Beef production methods:
Suckled calf production Where calves are reared by their mothers until they are weaned at around six to eight months of age and then fattened ready for slaughter elsewhere. Finishing systems Where animals are fed a diet to get them ready for slaughter. Store production Where young animals are grown quite slowly using relatively inexpensive home-grown crops.  End of rearing Young bulls, steers (castrated bulls) and heifers (young females) can all be used in beef production and are slaughtered at different ages and weights depending on what the buyers want. Veal production Traditionally, the beef and dairy industries have been linked, with unwanted calves from the dairy industry bought by beef farmers to be reared for beef. However over the years this situation has changed, mainly because dairy calves have not been considered to be of good enough quality to be reared for beef. This has resulted in many of them being killed on-farm or transported to the continent for further fattening as veal, often in systems that would not be legal in the UK. Since 2006, the RSPCA, along with a number of other organisations have been working to encourage the use of these animals to supply the home beef market.
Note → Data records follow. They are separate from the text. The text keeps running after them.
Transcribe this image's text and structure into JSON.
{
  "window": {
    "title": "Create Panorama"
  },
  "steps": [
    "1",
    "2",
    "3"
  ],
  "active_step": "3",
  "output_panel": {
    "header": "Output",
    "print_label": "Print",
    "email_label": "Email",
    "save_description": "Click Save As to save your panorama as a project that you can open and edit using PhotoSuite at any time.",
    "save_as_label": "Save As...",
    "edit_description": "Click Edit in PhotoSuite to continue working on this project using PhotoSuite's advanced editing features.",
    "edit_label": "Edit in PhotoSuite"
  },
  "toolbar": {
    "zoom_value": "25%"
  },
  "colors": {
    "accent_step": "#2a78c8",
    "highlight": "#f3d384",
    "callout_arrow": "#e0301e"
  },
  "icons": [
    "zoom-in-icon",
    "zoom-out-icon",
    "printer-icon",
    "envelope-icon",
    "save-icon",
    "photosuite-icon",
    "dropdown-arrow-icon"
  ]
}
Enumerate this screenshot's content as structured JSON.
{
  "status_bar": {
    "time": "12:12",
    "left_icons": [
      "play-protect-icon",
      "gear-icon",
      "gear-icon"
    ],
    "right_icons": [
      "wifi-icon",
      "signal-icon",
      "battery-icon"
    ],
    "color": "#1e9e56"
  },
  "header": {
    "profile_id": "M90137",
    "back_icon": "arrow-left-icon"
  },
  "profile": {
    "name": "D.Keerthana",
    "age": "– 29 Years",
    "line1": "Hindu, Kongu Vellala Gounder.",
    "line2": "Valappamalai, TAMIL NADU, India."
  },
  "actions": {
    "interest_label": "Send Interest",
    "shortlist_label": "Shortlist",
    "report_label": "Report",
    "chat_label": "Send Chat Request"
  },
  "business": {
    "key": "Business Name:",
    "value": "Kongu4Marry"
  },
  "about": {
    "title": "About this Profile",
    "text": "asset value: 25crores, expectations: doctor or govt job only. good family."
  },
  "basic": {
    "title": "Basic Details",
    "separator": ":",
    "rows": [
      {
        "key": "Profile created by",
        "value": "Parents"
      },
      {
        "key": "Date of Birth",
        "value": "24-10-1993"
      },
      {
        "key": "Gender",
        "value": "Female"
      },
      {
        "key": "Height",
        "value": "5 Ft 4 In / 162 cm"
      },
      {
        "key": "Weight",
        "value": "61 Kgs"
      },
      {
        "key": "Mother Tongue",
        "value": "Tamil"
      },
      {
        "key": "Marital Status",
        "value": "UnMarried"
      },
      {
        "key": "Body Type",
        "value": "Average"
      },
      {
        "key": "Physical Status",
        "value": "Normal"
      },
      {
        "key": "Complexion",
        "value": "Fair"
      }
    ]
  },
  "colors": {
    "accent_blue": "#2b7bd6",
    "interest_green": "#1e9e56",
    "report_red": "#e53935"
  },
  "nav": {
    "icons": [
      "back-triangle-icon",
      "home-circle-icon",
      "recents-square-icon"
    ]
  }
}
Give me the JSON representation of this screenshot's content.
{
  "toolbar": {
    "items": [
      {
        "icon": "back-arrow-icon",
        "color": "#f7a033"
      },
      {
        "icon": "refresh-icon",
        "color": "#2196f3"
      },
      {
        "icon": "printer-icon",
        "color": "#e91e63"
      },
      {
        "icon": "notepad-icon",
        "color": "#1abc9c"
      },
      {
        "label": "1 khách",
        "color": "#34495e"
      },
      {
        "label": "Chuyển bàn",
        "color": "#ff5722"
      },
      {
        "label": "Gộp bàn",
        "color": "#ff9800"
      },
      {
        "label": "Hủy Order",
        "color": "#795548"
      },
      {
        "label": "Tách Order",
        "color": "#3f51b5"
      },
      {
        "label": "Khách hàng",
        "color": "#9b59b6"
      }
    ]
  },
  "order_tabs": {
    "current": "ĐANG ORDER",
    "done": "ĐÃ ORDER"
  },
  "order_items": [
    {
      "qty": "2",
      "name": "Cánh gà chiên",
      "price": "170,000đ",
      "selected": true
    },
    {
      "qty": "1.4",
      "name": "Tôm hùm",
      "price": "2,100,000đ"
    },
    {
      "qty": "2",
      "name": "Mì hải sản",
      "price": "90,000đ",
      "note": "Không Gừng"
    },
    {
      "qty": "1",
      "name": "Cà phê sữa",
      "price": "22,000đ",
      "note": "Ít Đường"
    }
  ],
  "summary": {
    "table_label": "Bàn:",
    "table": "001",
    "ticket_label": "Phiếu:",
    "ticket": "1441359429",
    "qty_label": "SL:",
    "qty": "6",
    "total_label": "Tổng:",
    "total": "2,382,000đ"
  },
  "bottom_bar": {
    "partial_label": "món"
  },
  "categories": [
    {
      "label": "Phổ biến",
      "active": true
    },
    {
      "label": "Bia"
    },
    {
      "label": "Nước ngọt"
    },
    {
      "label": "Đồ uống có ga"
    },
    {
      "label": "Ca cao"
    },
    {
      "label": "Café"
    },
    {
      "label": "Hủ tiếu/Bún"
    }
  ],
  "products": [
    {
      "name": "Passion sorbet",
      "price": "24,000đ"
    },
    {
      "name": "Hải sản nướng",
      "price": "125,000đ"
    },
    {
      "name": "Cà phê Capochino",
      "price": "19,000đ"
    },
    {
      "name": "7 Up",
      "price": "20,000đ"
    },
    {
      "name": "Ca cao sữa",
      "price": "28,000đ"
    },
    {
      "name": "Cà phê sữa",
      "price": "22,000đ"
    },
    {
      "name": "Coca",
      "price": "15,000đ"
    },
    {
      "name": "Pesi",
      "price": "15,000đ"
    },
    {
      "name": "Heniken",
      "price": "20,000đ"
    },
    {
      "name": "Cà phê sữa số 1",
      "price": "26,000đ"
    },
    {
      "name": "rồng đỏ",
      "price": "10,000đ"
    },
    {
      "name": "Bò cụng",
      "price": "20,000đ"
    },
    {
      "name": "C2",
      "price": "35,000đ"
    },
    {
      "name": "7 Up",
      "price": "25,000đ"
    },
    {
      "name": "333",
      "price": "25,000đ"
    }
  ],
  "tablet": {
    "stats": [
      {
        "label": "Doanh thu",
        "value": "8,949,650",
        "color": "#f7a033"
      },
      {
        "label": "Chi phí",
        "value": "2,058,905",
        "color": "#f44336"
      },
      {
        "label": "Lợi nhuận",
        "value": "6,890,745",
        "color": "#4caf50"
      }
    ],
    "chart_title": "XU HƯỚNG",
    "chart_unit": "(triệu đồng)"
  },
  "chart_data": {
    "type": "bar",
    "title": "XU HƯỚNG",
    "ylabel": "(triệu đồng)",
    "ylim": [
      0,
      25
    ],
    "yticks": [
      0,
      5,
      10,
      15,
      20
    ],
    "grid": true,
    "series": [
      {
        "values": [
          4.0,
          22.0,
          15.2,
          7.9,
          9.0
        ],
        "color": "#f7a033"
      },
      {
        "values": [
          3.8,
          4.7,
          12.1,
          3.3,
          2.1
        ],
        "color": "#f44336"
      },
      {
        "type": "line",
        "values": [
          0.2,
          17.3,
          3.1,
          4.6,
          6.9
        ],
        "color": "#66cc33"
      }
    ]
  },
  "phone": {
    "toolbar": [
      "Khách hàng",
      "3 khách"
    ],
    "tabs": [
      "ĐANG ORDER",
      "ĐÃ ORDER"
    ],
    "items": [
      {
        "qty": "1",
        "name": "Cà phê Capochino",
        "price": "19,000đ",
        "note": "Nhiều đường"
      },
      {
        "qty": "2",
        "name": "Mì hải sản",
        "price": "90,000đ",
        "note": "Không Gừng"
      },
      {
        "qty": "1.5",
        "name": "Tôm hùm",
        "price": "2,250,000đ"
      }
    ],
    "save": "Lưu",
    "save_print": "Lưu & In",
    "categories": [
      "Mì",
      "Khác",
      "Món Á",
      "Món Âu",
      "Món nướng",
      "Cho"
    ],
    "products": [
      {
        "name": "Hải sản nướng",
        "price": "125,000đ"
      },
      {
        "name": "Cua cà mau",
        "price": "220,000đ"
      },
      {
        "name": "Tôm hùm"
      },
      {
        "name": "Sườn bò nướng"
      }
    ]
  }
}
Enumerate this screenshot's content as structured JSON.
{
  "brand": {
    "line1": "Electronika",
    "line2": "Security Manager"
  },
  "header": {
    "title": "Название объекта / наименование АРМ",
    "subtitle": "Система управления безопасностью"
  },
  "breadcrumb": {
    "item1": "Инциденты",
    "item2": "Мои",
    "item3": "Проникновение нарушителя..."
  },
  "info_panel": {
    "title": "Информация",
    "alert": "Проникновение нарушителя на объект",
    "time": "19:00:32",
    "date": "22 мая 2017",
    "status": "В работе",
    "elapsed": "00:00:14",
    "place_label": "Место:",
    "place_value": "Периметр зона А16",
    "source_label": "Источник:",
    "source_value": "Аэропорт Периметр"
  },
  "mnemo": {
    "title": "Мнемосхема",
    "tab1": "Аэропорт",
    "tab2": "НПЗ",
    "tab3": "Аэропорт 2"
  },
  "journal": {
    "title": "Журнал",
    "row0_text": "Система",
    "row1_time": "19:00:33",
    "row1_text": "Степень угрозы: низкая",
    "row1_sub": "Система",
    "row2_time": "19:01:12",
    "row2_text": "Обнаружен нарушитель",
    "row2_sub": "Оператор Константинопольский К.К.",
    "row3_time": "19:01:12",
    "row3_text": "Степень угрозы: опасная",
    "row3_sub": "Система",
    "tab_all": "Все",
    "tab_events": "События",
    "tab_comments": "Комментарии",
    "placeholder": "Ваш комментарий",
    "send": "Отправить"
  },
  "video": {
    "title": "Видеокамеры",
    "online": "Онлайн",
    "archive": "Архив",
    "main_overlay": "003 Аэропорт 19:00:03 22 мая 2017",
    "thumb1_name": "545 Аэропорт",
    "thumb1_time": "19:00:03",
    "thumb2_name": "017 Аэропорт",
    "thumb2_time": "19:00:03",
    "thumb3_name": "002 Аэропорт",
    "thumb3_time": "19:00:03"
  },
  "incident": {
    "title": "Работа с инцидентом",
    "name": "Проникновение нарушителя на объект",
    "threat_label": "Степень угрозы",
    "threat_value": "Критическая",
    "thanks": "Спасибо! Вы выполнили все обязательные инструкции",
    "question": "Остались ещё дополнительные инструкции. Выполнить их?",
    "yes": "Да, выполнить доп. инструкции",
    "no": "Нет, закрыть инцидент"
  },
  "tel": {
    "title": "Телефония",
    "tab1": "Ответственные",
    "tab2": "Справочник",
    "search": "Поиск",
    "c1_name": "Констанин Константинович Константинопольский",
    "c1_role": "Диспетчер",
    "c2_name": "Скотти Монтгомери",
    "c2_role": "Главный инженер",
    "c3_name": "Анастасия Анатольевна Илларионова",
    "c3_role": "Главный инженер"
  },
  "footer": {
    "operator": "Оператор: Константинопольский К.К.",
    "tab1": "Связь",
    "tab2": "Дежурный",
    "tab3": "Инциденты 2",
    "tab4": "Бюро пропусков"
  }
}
Number of beef cattle The number of beef breeding cows in the UK was around 1.56 million in 2019¹. ¹Agriculture and Horticulture Development Board (2019) The UK Cattle Yearbook 2019 Breeds The pure beef breeds of cattle that are used include early-maturing British breeds such as the Aberdeen Angus and the Hereford, and later-maturing continental breeds such as the Limousin and the Charolais.